Written by Nicole Gaouette, William Davison and Mading Ngor
January 9, 2014(…) — The U.S. said it doesn’t believe the violence that’s wracking South Sudan is the result of a coup attempt and urged the government of the oil-producing nation to release political prisoners.
“We have not seen any evidence of a coup attempt,” Linda Thomas-Greenfield, assistant secretary of state for African affairs, told the Senate Foreign Relations Committee yesterday. The violence since Dec. 15 is “an armed rebellion” against the government, she said.
Fighting started after President Salva Kiir accused former Vice President Riek Machar of trying to stage a coup, a charge Machar denies. The dispute has escalated into clashes between members of Kiir’s ethnic Dinka community and Machar’s Nuer group in the world’s newest nation, killing thousands of people and forcing more than 270,000 to flee their homes, according to the United Nations.
The U.S., South Sudan’s largest aid donor, also “strongly believes” that Kiir’s government should release 11 politicians detained without charge when the violence erupted, Thomas-Greenfield said. The authorities in Juba have refused calls by the rebels, the U.S., the European Union and East African mediators to free the detainees.
South Sudanese government forces yesterday intensified their attacks on rebel positions in Bentiu, capital of oil-rich Unity state, forcing residents to flee.
“There is fighting around and in Bentiu,” deputy state governor Mabek Lang said in a phone interview. Most civilians have fled the town, where the sound of heavy arms fire could be heard yesterday, Toby Lanzer, the UN’s humanitarian coordinator in South Sudan, said on his Twitter account. The UN said that more than 8,000 internally displaced people are being protected at its base in Bentiu.
Rebel envoys in Ethiopia’s capital Addis Ababa, where peace talks got under way this week, softened their demand that the government release the politicians yesterday, saying they would continue negotiations to end the conflict.
The detainees, who include Pagan Amum, former secretary-general of the ruling Sudan People’s Liberation Movement, and Deng Alor, ex-minister of cabinet affairs, have said their imprisonment “should not impede the progress of negotiations,” rebel spokesman Mabior Garang said in an interview.
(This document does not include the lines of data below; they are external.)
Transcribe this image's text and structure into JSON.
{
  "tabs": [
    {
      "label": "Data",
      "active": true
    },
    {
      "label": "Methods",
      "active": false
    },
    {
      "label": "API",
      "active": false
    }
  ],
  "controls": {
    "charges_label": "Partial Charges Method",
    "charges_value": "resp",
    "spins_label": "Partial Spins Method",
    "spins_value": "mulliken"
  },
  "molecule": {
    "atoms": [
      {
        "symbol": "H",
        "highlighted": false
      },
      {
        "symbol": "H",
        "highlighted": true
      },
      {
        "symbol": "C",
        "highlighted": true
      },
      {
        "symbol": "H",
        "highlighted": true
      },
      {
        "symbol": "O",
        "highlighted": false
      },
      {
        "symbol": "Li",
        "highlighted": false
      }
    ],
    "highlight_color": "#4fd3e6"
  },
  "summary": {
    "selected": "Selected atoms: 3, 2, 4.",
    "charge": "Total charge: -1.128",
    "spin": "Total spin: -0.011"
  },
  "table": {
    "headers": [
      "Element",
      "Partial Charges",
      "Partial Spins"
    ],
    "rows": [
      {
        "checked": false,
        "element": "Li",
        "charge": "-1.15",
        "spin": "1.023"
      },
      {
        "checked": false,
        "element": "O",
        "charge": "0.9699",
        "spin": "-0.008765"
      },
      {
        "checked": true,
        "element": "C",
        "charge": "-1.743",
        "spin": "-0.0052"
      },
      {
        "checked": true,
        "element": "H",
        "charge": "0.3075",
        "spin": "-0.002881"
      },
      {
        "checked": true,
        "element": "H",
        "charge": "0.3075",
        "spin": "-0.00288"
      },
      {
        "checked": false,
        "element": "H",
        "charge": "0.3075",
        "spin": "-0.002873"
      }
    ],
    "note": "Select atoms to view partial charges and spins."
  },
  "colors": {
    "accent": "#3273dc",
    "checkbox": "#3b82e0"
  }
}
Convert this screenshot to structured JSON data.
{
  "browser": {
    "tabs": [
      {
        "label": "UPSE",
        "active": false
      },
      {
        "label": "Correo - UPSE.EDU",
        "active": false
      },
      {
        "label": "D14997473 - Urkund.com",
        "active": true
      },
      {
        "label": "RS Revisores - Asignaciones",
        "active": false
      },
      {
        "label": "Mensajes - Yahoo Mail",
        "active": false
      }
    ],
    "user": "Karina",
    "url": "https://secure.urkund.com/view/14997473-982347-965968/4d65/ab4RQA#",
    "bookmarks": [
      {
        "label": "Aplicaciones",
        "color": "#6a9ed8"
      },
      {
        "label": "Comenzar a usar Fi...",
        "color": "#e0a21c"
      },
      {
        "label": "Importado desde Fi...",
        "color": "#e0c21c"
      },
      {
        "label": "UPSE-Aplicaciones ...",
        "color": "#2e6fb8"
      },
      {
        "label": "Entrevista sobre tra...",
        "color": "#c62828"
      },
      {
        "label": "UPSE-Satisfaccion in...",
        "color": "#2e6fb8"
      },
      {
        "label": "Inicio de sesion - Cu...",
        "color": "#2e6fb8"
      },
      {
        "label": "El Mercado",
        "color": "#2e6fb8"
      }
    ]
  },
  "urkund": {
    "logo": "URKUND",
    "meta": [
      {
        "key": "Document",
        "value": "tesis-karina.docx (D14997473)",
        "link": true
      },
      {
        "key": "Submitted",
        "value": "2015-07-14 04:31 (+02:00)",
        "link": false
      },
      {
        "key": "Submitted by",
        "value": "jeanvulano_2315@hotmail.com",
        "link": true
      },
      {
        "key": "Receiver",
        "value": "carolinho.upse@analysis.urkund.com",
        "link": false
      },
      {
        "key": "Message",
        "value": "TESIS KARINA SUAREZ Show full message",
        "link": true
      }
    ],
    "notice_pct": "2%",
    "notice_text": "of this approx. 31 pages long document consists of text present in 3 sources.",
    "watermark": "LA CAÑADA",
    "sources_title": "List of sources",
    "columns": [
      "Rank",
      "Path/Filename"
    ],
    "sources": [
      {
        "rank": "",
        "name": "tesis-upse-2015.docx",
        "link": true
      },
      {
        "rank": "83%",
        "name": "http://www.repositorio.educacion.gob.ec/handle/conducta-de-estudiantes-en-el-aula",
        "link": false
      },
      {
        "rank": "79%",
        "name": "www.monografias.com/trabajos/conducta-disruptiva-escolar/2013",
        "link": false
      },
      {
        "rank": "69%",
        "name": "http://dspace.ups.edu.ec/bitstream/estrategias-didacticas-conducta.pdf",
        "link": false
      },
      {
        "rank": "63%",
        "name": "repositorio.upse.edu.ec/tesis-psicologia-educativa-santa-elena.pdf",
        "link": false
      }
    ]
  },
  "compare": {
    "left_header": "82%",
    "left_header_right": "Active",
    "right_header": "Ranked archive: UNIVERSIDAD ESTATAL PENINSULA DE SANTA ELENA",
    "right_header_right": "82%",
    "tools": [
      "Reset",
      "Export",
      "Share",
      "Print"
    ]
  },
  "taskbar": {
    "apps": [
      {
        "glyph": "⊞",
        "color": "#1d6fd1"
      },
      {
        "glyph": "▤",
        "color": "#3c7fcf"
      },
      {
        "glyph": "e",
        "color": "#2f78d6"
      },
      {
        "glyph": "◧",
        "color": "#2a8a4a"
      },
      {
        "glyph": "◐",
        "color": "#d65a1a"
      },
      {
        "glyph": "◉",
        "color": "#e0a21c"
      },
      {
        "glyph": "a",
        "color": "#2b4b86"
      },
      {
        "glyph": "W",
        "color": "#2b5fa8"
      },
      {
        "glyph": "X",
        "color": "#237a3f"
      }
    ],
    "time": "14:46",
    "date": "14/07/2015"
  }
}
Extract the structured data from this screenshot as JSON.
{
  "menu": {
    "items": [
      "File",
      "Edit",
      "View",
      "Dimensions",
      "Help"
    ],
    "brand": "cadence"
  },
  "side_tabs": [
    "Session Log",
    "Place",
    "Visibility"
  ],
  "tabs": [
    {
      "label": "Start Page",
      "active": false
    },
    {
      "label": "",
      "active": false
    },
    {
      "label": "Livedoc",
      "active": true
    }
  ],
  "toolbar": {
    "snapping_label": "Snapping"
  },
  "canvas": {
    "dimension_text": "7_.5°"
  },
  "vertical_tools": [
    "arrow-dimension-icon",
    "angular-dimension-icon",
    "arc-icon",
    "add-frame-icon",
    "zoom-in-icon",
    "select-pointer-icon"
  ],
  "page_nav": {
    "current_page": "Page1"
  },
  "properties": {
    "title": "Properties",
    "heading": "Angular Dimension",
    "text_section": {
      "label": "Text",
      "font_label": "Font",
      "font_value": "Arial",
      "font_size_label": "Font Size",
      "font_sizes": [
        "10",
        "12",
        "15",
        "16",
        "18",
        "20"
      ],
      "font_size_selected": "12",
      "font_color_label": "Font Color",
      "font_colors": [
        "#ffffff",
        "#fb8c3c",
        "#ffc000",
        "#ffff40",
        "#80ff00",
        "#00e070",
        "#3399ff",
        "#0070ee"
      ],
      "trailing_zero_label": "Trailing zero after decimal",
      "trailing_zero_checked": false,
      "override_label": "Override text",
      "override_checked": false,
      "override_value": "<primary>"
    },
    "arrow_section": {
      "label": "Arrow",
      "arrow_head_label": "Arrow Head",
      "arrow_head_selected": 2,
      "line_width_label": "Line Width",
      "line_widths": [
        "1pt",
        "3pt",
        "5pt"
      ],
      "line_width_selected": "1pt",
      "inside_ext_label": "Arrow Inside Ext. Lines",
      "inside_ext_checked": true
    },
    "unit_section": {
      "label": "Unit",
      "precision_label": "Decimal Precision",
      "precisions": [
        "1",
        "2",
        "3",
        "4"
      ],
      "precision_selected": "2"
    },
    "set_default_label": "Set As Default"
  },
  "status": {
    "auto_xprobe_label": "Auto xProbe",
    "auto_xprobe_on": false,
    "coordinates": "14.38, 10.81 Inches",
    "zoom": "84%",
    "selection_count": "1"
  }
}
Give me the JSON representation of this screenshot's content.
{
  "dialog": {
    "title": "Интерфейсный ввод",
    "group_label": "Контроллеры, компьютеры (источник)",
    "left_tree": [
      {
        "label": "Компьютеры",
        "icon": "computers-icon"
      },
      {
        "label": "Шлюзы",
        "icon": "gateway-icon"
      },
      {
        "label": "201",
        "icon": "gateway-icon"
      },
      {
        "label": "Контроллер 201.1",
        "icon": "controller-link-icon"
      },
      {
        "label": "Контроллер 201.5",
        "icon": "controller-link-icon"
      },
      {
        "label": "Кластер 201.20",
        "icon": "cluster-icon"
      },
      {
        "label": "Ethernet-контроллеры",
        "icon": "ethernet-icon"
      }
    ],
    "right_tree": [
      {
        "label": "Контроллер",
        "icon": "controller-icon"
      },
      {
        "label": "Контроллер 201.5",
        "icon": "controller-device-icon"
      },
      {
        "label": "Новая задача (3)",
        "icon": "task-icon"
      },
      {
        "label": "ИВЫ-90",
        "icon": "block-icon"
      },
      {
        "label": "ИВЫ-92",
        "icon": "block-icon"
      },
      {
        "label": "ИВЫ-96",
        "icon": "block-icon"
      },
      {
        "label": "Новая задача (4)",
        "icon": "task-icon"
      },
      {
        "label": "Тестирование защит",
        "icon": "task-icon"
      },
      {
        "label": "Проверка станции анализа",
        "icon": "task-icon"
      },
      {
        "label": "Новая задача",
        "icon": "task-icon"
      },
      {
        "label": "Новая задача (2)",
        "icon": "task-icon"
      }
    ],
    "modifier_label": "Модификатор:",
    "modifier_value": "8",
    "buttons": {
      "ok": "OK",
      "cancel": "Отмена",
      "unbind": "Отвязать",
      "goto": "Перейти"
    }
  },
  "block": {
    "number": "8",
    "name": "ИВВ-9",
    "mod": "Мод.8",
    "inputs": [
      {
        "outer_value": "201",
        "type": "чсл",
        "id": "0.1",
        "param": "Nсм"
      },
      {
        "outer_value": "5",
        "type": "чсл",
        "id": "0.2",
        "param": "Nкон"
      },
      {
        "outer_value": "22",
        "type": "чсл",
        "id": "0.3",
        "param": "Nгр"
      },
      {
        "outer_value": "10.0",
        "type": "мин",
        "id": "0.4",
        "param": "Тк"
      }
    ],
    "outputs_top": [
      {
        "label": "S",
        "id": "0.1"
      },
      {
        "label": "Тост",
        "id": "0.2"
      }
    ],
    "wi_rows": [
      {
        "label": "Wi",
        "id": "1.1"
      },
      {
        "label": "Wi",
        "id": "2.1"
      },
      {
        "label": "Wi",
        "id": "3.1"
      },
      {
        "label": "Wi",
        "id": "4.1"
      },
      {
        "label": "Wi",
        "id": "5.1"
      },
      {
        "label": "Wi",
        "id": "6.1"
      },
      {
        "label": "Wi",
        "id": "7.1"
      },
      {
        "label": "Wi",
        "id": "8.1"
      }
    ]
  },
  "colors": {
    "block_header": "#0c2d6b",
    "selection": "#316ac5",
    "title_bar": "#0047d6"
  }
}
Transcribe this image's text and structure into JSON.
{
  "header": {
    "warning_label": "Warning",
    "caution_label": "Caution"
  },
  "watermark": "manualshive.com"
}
The detainees have political grievances and “it’s important those grievances be heard,” Thomas-Greenfield said. “This crisis will not be solved on the battlefield.”
The U.S. is providing more than $300 million in humanitarian aid to South Sudan in fiscal years 2013 and 2014. In October, President Barack Obama issued a waiver for South Sudan, exempting it from a law that forbids military aid to countries known to use child soldiers.
The U.S. led negotiations between north and south Sudan that ended a two-decade civil war in 2005 in a settlement that led to independence in July 2011.
“We birthed this nation,” Thomas-Greenfield said. “We do care as a nation about this country. We also have a significant population of Sudanese Americans who have thrived in our country but who have an abiding interest” in South Sudan’s welfare.
“The latest information that I have is that many of the oil wells have been stopped, I don’t know what the percentage is,” Thomas-Greenfield said. “There’s some oil left in the pipeline but much of the pumping has ceased.”
South Sudan has sub-Saharan Africa’s largest oil reserves after Nigeria and Angola, according toBP Plc (BP/) data. It has been exporting all of its crude — about 245,000 barrels a day — through pipelines across Sudan. The fighting has cut output to about 200,000 barrels daily, according to the government. Oil exports provide more than 95 percent of state revenue.
Bentiu and Bor, capital of the eastern state of Jonglei, are the only areas in the country that aren’t under control of the government, Foreign Minister Barnaba Benjamin told reporters yesterday after talks with Sudanese President Umar al-Bashir.
Ugandan Air Force planes have struck towns in South Sudan including Bor and Pariak over the past two days, according to the rebels. Uganda deployed troops in the country last month to prevent the conflict from escalating into “genocide,” the state-run New Vision reported yesterday, citing army chief Katumba Wamala.
The rebels’ chief negotiator in Addis Ababa said on Jan. 7 that Uganda forces had staged an “invasion” and that they were bombing the insurgents’ positions.
“We have cautioned our Ugandan friends that they do have to be helpful and they have to be conscious of their actions and that their actions not lead to greater conflict,” Thomas-Greenfield said.
The conflict in South Sudan has cost Uganda’s economy 2 trillion shillings ($793 million) after exports of goods including cement, steel and food were curbed, Investment Minister Gabriel Ajedra said in an interview yesterday.
To contact the editor responsible for this story: John Walcott at email@example.com